• What to do:
Exact copies of all the entries are needed.

• Exercise data:
• • •

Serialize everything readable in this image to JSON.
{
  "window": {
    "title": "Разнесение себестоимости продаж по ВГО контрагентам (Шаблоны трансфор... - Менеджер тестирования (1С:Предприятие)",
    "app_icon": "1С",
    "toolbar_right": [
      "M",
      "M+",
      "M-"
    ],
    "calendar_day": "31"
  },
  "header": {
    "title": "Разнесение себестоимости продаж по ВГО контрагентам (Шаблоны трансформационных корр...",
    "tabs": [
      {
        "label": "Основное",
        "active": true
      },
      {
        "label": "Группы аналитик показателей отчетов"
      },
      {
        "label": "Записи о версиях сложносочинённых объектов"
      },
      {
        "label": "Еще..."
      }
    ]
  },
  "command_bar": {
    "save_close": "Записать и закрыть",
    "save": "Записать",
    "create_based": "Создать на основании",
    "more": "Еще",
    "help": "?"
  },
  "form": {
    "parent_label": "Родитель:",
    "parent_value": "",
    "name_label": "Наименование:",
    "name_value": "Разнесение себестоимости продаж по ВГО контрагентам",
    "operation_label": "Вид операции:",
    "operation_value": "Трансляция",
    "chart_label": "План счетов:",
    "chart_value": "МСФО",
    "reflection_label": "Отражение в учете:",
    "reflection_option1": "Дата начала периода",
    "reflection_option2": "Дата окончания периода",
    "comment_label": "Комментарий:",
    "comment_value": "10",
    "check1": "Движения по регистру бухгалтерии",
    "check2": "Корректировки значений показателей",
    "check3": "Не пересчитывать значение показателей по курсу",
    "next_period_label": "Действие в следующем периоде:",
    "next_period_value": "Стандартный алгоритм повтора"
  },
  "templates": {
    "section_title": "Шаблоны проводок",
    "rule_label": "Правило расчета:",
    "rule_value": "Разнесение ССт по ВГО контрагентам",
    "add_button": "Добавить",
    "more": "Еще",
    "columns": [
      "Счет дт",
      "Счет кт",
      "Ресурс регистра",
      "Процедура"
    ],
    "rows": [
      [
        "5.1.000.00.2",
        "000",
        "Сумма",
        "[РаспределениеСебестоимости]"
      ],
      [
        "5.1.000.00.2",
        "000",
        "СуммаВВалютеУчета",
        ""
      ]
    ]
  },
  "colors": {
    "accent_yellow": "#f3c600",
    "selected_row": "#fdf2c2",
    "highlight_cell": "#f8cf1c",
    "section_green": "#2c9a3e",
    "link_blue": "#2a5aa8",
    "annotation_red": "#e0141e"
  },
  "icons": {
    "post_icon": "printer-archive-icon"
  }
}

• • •

• Solved problem:
Serialize everything readable in this image to JSON.
{
  "window": {
    "title": "Разнесение себестоимости продаж по ВГО контрагентам (Шаблоны трансфор... - Менеджер тестирования (1С:Предприятие)",
    "app_icon": "1С",
    "toolbar_right": [
      "M",
      "M+",
      "M-"
    ],
    "calendar_day": "31"
  },
  "header": {
    "title": "Разнесение себестоимости продаж по ВГО контрагентам (Шаблоны трансформационных корр...",
    "tabs": [
      {
        "label": "Основное",
        "active": true
      },
      {
        "label": "Группы аналитик показателей отчетов"
      },
      {
        "label": "Записи о версиях сложносочинённых объектов"
      },
      {
        "label": "Еще..."
      }
    ]
  },
  "command_bar": {
    "save_close": "Записать и закрыть",
    "save": "Записать",
    "create_based": "Создать на основании",
    "more": "Еще",
    "help": "?"
  },
  "form": {
    "parent_label": "Родитель:",
    "parent_value": "",
    "name_label": "Наименование:",
    "name_value": "Разнесение себестоимости продаж по ВГО контрагентам",
    "operation_label": "Вид операции:",
    "operation_value": "Трансляция",
    "chart_label": "План счетов:",
    "chart_value": "МСФО",
    "reflection_label": "Отражение в учете:",
    "reflection_option1": "Дата начала периода",
    "reflection_option2": "Дата окончания периода",
    "comment_label": "Комментарий:",
    "comment_value": "10",
    "check1": "Движения по регистру бухгалтерии",
    "check2": "Корректировки значений показателей",
    "check3": "Не пересчитывать значение показателей по курсу",
    "next_period_label": "Действие в следующем периоде:",
    "next_period_value": "Стандартный алгоритм повтора"
  },
  "templates": {
    "section_title": "Шаблоны проводок",
    "rule_label": "Правило расчета:",
    "rule_value": "Разнесение ССт по ВГО контрагентам",
    "add_button": "Добавить",
    "more": "Еще",
    "columns": [
      "Счет дт",
      "Счет кт",
      "Ресурс регистра",
      "Процедура"
    ],
    "rows": [
      [
        "5.1.000.00.2",
        "000",
        "Сумма",
        "[РаспределениеСебестоимости]"
      ],
      [
        "5.1.000.00.2",
        "000",
        "СуммаВВалютеУчета",
        ""
      ]
    ]
  },
  "colors": {
    "accent_yellow": "#f3c600",
    "selected_row": "#fdf2c2",
    "highlight_cell": "#f8cf1c",
    "section_green": "#2c9a3e",
    "link_blue": "#2a5aa8",
    "annotation_red": "#e0141e"
  },
  "icons": {
    "post_icon": "printer-archive-icon"
  }
}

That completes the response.